I read an article by Rev. Chuck Currie arguing that it is precisely these types of requests and actions that are in fact opposed to what Jesus taught. By openly requesting that they be allowed to exclude certain types of people, Christian organizations are showing the world that they are unwelcoming and judgmental. Perhaps they are not overtly so, and perhaps on an individual level the people at the head of these organizations are very nice to people of different sexual orientations. However, Currie cites the countless examples in history where religion has been used to oppress a specific group, whether it was women, African Americans or other groups. Now the target group happens to be anyone who isn’t straight.

I personally have a hard time with the issue of sexual orientation. Many of my close friends and family believe that it is inherently sinful because of specific Bible passages. However, these verses refer more to one’s conduct and fidelity than what type of person they are attracted to, in my opinion. Honestly, it just doesn’t seem to me that God would make people of different sexual orientations if they weren’t meant to be. Why would he allow them to happen otherwise? It used to be believed that disabled people were disabled because they were being punished either for their own sins or for the sins of their parents. I don’t know why I’m disabled, but I do know that God wouldn’t have made me if I wasn’t meant to be. God loves me, and he loves my gay friends too.
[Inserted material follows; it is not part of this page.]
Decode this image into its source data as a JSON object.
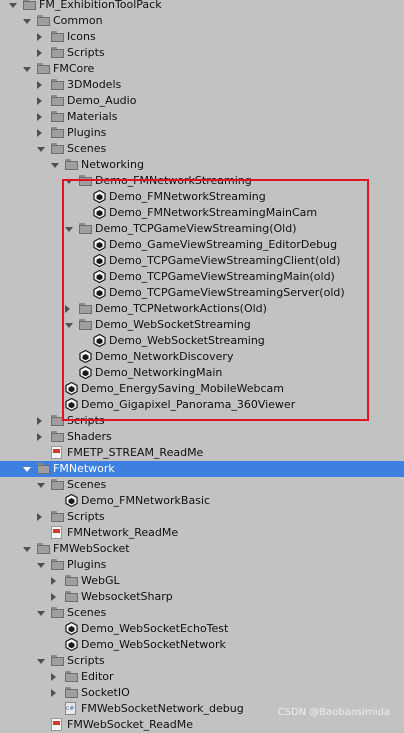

Many conservative Christians are afraid to give up their traditions. That’s fine. Tradition is great. However, one must be able to reconcile tradition and contemporary culture. Culture shapes religion; or at least it ought to. There are certain standards and beliefs of Christianity that shouldn’t and won’t change based on loyalty, selflessness, kindness and love. if one lives by these virtues, the rest can and should adapt. People tend not to like change. We all get comfortable in our own little worlds with our own ideas about what is right and wrong. The truth is there is only one Right and Wrong, and we’re only capable of knowing a little bit of that Truth. We are told not to judge so that we may not be judged. Obviously there are times when we know something is clearly wrong, but what about when it comes to gay Christians or philanthropic, upstanding atheists? It simply gets too muddled, in my opinion; at which point, I think it’s our job to be friendly and love our classmates, friends, coworkers, and whoever else we are in contact with in our lives.

Because in my world guinea pigs can fly!

Ideas In The Dark

I was bored last night. I’ve been having trouble finding new gigs and I was feeling a little bummed out. I was playing a game on my phone and just thinking about stuff when I had a random, yet awesome idea.

I want to organize a benefit concert/art show to raise money to help the people in Oklahoma. I’ve already enlisted 2 of my friends: Kevin, who is super good at organizing stuff like this and Nate, who is another musician/songwriter. I’ve also possibly enlisted Ken to help us with sound. We just need to figure out a place, date and time. I’m really hoping this can be an outdoor event. Once we have that figured out I’ll put something in the local News paper and probably my church’s bulletin. I’m thinking that tickets will be around $10, and if anyone wants to be in the art show or sell CD’s they will have to pledge at least 10% of whatever they sell. If we can get the word out, I’m thinking we will also take donations from wherever, even if people can’t make it to the show. I think this will work well. I’m super excited. I’ll update you guys when I know more details.

Because in my world guinea pigs can fly!